* **Task prompt**
Copy out each line below that has the word "name" in it.

**** Given data

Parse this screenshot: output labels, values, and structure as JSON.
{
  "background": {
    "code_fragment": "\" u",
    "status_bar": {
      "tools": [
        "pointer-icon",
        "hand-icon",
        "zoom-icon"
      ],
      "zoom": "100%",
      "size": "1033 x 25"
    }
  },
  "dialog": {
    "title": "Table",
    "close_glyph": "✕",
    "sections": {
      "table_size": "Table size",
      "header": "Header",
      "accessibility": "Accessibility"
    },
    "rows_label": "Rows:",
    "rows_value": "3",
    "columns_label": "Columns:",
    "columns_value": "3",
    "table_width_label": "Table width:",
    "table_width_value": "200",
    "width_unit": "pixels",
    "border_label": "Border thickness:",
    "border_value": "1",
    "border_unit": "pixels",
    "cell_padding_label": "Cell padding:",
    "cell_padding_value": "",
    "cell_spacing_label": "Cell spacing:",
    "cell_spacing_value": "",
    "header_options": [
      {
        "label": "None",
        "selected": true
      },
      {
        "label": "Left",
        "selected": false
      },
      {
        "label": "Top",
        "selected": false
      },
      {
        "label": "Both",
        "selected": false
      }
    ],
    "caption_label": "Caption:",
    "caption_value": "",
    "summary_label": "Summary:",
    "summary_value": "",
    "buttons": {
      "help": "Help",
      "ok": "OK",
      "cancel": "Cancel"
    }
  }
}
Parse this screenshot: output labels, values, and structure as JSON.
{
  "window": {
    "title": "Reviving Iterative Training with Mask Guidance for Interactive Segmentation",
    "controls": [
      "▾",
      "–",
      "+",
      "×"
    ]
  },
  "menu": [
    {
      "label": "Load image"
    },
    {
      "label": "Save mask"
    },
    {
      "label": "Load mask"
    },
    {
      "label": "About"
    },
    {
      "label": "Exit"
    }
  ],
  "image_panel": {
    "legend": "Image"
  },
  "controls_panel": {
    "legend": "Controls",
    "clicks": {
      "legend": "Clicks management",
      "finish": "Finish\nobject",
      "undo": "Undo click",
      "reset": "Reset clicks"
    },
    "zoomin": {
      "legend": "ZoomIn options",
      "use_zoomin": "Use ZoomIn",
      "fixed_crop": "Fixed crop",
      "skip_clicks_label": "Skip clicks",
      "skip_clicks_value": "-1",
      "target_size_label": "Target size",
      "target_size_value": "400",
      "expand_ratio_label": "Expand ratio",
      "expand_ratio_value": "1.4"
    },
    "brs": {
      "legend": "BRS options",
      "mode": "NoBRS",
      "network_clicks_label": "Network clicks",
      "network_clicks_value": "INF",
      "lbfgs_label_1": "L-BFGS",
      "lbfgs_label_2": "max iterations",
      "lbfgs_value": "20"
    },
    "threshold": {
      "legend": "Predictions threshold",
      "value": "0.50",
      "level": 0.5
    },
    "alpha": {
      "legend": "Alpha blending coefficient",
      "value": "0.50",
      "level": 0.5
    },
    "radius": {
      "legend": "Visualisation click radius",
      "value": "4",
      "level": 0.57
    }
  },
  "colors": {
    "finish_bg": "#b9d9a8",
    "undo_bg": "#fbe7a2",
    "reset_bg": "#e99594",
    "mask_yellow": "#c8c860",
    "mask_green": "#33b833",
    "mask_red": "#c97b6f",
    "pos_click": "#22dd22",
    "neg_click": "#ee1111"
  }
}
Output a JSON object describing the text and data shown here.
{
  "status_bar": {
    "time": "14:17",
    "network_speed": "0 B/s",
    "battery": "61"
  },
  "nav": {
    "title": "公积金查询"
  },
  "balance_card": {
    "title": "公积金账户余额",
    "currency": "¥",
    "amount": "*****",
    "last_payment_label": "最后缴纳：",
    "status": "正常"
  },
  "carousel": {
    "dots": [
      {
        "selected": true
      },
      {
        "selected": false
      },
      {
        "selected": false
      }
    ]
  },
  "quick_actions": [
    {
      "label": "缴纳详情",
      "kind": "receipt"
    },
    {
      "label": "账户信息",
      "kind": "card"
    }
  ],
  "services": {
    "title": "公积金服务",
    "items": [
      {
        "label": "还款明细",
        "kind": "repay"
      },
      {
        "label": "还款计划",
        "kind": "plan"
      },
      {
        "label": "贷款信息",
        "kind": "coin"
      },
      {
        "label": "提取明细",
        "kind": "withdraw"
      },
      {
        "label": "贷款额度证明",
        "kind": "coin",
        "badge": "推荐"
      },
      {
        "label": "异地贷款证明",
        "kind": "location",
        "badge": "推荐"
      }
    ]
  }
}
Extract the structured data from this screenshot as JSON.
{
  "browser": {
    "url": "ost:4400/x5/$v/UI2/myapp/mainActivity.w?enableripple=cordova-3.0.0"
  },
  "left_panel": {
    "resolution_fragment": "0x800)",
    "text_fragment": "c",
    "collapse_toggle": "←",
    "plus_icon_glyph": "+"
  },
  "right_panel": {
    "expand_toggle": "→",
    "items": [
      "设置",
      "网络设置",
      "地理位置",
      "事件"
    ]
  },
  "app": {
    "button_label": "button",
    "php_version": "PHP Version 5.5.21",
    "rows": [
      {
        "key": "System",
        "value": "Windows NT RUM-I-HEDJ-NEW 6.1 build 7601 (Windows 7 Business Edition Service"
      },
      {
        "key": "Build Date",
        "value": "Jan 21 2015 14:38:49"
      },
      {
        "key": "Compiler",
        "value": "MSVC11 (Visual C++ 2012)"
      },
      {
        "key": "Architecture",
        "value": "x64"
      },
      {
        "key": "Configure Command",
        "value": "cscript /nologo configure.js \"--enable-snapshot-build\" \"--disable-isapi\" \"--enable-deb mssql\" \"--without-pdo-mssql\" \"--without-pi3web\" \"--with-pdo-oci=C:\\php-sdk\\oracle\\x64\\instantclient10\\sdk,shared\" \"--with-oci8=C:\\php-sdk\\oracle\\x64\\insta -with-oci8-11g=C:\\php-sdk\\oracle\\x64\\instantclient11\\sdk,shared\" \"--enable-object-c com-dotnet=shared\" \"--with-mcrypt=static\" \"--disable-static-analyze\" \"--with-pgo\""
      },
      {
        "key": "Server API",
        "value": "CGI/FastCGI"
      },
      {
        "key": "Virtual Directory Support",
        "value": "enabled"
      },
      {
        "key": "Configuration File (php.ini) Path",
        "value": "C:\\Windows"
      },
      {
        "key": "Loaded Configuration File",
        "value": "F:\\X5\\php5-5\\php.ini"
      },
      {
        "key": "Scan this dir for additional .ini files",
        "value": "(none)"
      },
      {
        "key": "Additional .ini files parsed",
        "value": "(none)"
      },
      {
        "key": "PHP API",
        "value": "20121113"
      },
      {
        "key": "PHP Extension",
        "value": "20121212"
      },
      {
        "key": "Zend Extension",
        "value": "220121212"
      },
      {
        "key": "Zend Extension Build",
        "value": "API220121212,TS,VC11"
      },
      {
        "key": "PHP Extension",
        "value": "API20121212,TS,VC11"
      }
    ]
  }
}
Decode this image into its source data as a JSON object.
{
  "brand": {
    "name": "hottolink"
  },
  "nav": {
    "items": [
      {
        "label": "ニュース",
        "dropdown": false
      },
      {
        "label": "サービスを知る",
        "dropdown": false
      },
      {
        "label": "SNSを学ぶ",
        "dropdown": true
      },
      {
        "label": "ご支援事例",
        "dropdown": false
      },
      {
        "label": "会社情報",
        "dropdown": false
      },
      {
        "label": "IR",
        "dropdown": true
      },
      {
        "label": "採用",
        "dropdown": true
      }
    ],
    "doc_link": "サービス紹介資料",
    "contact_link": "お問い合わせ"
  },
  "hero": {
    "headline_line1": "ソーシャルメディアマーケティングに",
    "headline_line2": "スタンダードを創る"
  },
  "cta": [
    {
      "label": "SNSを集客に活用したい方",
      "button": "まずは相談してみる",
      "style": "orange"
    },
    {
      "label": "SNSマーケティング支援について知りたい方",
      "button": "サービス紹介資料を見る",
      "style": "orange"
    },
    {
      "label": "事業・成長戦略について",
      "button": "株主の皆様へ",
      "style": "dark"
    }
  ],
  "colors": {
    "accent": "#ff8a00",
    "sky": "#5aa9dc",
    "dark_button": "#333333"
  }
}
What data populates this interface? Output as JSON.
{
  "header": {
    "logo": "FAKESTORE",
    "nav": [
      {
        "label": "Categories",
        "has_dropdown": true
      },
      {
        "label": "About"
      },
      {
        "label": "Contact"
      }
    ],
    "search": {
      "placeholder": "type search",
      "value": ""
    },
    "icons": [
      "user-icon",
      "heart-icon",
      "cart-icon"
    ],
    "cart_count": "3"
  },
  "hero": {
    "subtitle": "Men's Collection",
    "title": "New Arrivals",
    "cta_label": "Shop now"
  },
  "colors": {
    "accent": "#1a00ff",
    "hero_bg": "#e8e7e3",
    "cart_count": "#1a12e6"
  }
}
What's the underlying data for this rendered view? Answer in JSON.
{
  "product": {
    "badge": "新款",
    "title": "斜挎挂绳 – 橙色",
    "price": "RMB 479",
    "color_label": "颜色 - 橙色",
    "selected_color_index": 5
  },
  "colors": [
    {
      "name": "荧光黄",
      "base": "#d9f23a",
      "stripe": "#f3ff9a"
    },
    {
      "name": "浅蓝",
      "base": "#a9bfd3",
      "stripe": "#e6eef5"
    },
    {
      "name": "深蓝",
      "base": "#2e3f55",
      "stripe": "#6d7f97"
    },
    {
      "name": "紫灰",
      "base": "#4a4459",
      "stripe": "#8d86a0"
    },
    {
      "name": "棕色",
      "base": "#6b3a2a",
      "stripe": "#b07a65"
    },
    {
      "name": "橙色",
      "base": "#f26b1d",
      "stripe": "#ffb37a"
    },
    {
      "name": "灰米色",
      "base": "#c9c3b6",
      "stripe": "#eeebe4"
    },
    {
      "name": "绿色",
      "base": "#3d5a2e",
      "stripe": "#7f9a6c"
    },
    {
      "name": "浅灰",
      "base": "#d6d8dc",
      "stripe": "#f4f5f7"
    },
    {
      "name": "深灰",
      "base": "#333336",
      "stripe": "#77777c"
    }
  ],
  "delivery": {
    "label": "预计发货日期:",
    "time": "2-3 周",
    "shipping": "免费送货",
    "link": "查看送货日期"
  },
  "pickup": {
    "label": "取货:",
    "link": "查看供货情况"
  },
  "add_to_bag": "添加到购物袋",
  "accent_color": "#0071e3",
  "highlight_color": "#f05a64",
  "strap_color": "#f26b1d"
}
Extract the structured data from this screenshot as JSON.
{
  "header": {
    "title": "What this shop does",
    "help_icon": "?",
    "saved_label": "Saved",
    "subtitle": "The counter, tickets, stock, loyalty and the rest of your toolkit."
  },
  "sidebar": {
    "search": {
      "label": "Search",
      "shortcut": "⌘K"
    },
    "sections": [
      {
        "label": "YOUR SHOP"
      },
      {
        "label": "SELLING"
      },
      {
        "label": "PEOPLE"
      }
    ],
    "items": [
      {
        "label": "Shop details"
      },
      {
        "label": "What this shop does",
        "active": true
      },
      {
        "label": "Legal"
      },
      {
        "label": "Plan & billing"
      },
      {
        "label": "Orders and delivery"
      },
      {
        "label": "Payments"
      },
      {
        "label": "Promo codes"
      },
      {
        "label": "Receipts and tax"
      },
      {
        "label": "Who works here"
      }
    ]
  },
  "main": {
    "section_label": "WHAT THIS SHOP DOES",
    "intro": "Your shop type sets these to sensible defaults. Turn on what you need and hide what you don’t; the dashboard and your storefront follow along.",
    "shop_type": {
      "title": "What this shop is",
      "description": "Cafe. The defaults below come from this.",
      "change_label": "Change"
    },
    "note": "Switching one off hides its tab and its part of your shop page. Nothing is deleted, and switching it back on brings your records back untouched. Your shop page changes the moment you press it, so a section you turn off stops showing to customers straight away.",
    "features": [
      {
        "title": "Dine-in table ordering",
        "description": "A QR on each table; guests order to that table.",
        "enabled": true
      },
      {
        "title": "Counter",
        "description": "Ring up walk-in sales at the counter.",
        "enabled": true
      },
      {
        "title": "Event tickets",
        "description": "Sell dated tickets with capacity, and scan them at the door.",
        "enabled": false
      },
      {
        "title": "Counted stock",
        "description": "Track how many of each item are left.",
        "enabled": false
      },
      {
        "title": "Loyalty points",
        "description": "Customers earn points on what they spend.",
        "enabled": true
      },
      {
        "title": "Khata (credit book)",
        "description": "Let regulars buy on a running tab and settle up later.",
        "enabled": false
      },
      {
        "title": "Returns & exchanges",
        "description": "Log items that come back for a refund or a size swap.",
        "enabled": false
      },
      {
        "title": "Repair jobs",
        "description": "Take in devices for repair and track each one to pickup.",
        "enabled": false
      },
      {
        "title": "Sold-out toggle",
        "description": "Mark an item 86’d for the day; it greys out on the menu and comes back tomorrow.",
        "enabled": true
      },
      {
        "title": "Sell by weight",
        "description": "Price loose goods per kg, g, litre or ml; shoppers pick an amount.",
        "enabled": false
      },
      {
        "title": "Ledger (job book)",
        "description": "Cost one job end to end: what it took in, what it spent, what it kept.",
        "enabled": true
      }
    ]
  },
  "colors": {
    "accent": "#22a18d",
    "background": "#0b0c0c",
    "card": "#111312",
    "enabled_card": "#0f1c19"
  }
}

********

* **Result of this task**
    "name": "hottolink"
      "name": "荧光黄",
      "name": "浅蓝",
      "name": "深蓝",
      "name": "紫灰",
      "name": "棕色",
      "name": "橙色",
      "name": "灰米色",
      "name": "绿色",
      "name": "浅灰",
      "name": "深灰",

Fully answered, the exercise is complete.